### Exercise aim
Below are records to repeat exactly; do not include any pictures.

### Provided material
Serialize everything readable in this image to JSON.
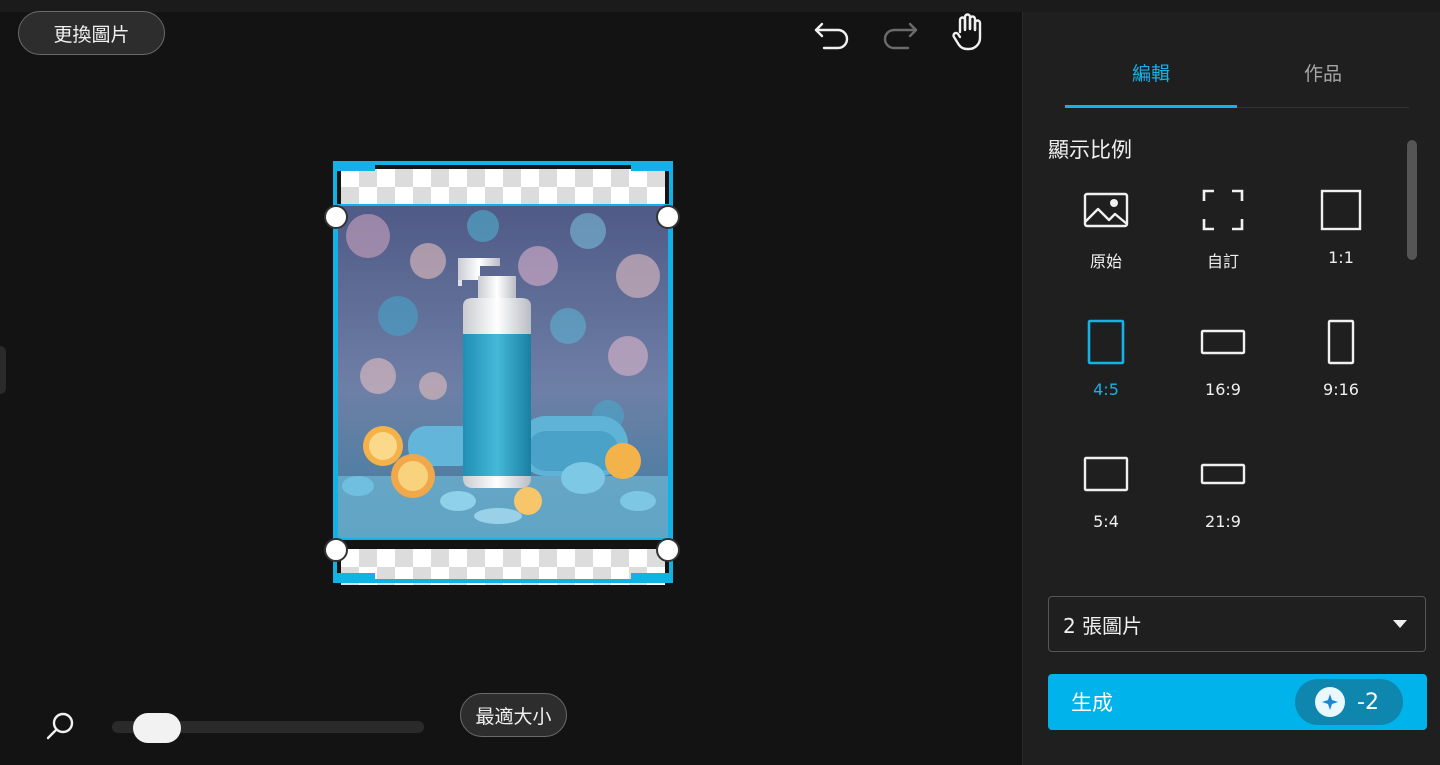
{
  "toolbar": {
    "replace_image_label": "更換圖片",
    "undo_icon": "undo-icon",
    "redo_icon": "redo-icon",
    "hand_icon": "hand-pan-icon"
  },
  "zoom": {
    "fit_label": "最適大小",
    "level_fraction": 0.08
  },
  "panel": {
    "tabs": [
      {
        "label": "編輯",
        "active": true
      },
      {
        "label": "作品",
        "active": false
      }
    ],
    "section_title": "顯示比例",
    "ratios": [
      {
        "label": "原始",
        "icon": "image-icon"
      },
      {
        "label": "自訂",
        "icon": "custom-frame-icon"
      },
      {
        "label": "1:1",
        "icon": "square-icon"
      },
      {
        "label": "4:5",
        "icon": "portrait-rect-icon",
        "active": true
      },
      {
        "label": "16:9",
        "icon": "wide-rect-icon"
      },
      {
        "label": "9:16",
        "icon": "tall-rect-icon"
      },
      {
        "label": "5:4",
        "icon": "landscape-rect-icon"
      },
      {
        "label": "21:9",
        "icon": "ultrawide-rect-icon"
      }
    ],
    "image_count": "2 張圖片",
    "generate_label": "生成",
    "credit_cost": "-2"
  },
  "colors": {
    "accent": "#00b3ea",
    "panel_bg": "#1f1f1f",
    "canvas_bg": "#131313"
  }
}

### Answer to this task
Serialize everything readable in this image to JSON.
{
  "toolbar": {
    "replace_image_label": "更換圖片",
    "undo_icon": "undo-icon",
    "redo_icon": "redo-icon",
    "hand_icon": "hand-pan-icon"
  },
  "zoom": {
    "fit_label": "最適大小",
    "level_fraction": 0.08
  },
  "panel": {
    "tabs": [
      {
        "label": "編輯",
        "active": true
      },
      {
        "label": "作品",
        "active": false
      }
    ],
    "section_title": "顯示比例",
    "ratios": [
      {
        "label": "原始",
        "icon": "image-icon"
      },
      {
        "label": "自訂",
        "icon": "custom-frame-icon"
      },
      {
        "label": "1:1",
        "icon": "square-icon"
      },
      {
        "label": "4:5",
        "icon": "portrait-rect-icon",
        "active": true
      },
      {
        "label": "16:9",
        "icon": "wide-rect-icon"
      },
      {
        "label": "9:16",
        "icon": "tall-rect-icon"
      },
      {
        "label": "5:4",
        "icon": "landscape-rect-icon"
      },
      {
        "label": "21:9",
        "icon": "ultrawide-rect-icon"
      }
    ],
    "image_count": "2 張圖片",
    "generate_label": "生成",
    "credit_cost": "-2"
  },
  "colors": {
    "accent": "#00b3ea",
    "panel_bg": "#1f1f1f",
    "canvas_bg": "#131313"
  }
}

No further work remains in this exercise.